PROVIDED INFORMATION:
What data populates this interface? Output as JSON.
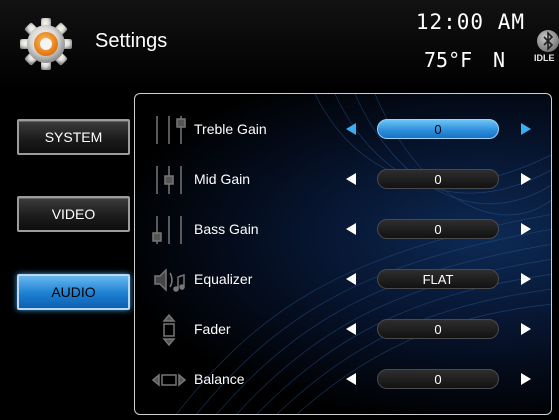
{
  "header": {
    "title": "Settings",
    "time": "12:00 AM",
    "temperature": "75°F",
    "compass": "N",
    "bluetooth_status": "IDLE"
  },
  "tabs": [
    {
      "label": "SYSTEM",
      "active": false
    },
    {
      "label": "VIDEO",
      "active": false
    },
    {
      "label": "AUDIO",
      "active": true
    }
  ],
  "settings": [
    {
      "label": "Treble Gain",
      "value": "0",
      "icon": "treble-icon",
      "selected": true
    },
    {
      "label": "Mid Gain",
      "value": "0",
      "icon": "mid-icon",
      "selected": false
    },
    {
      "label": "Bass Gain",
      "value": "0",
      "icon": "bass-icon",
      "selected": false
    },
    {
      "label": "Equalizer",
      "value": "FLAT",
      "icon": "equalizer-icon",
      "selected": false
    },
    {
      "label": "Fader",
      "value": "0",
      "icon": "fader-icon",
      "selected": false
    },
    {
      "label": "Balance",
      "value": "0",
      "icon": "balance-icon",
      "selected": false
    }
  ],
  "colors": {
    "accent": "#2a8ddb",
    "gear_orange": "#f08a1c",
    "panel_blue": "#0d2a55"
  }
}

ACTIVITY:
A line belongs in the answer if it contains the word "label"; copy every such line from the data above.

SOLUTION FOR THIS TASK:
      "label": "SYSTEM",
      "label": "VIDEO",
      "label": "AUDIO",
      "label": "Treble Gain",
      "label": "Mid Gain",
      "label": "Bass Gain",
      "label": "Equalizer",
      "label": "Fader",
      "label": "Balance",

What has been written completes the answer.